Palghar: The Vedantaa Institute of Medical Sciences has issued a nerve-racking notice directing its second-year MBBS students to pay the annual fees for the academic year 2018-19, failing which, they will not be allowed to attend regular classes and will be marked absent.
The issue was recently reported in Mumbai Mirror which stated that the institute, affiliated to the Maharashtra University of Health Sciences, Nashik; had issued the notice on October 16 asking second-year MBBS students to pay Rs 14 lakh as fees.
“The students who fail to pay the tuition fees of Rs. 14 lakh will not be allowed to attend regular classes after eight days of the publication of this notice and will be marked absent,” the notice stated. Students need to have 75 per cent attendance in order to appear for exams.
The supremacy to issue such a notice by an MUHS affiliated institute comes after the exemption from Fee Regulatory Authority (FRA), which was granted to the institute in April this year.
Medical Dialogues had earlier reported that the state by relieving Vedantaa Institute of Medical Sciences from the control of the FRA had set a precedent of sorts for unregulated fees in professional medical colleges. This sets the institute free from the control of the FRA and gave it complete authority to fix its MBBS fees of all nature, be it tuition or otherwise.
A written communiqué to the FRA by the state authorities had clarified that the move was in line with the Centre’s efforts to encourage private participation by companies with commercial interests to set up medical colleges.
“As this is a first-of-its-kind college which is registered as a private limited company established to make a profit, the MCI has allowed such institutes to charge fees like deemed universities,” Medical Education, Secretary had informed.
However, this exemption shortly saw condemnation from the medicos claiming that the hike in fee will make it difficult for their parents to meet up with expenses, as they had set aside budgets for a fee, before having their wards admitted to the college.
In response, the Bombay High Court was approached for the matter. The HC put a stay on a government resolution which gave permission to the college to charge Rs 14 lakh as fees.
Having said that, the said exemption was not valid for last year students as the FRA for the students of the academic year 2017-18 had recommended capping the annual fees at Rs 6 lakh and asked the institute to refund fee amounts taken over and above Rs 6 lakh.

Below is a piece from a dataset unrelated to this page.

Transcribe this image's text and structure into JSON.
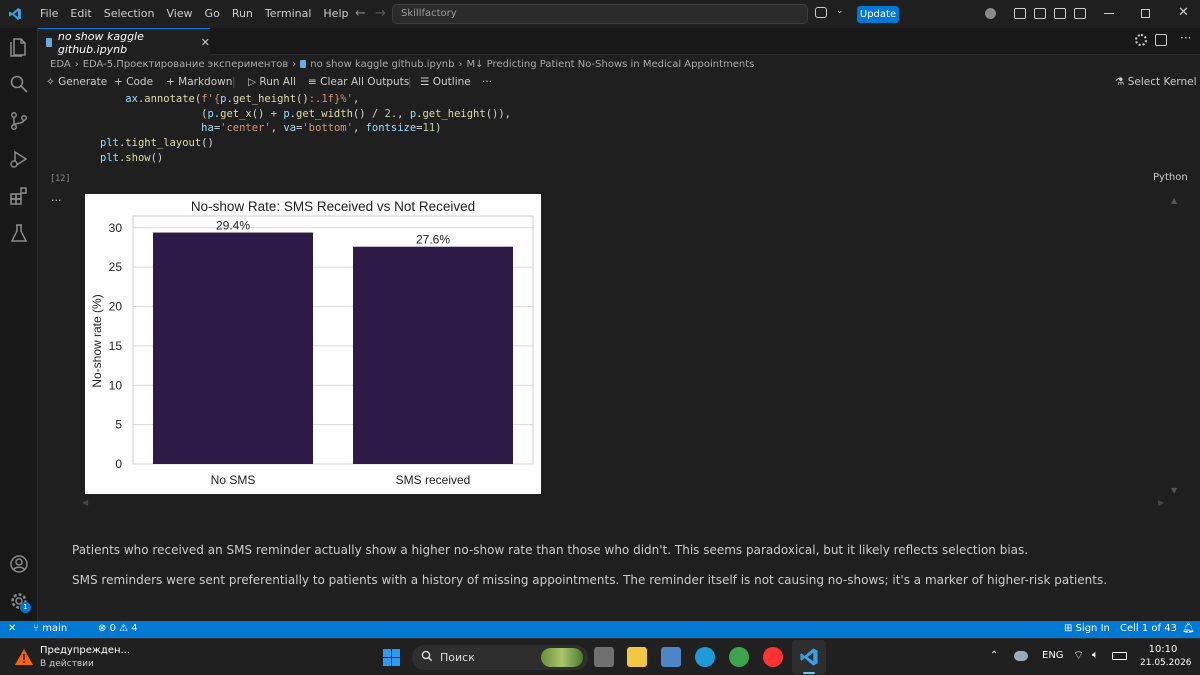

However, on October 15, the High Court stayed this decision of the FRA, and allowed the institute to charge Rs 14 lakh for the course after taking cognizance of the fact that the institute is private and hence, has the right to incur profit. Soon after the college issued the ultimatum to its current second year medicos.
Clarifying the reason for the notice, the college authorities told Mumbai Mirror that due to the non-payment of fees, it was in a financial problem and had not paid teachers’ salaries.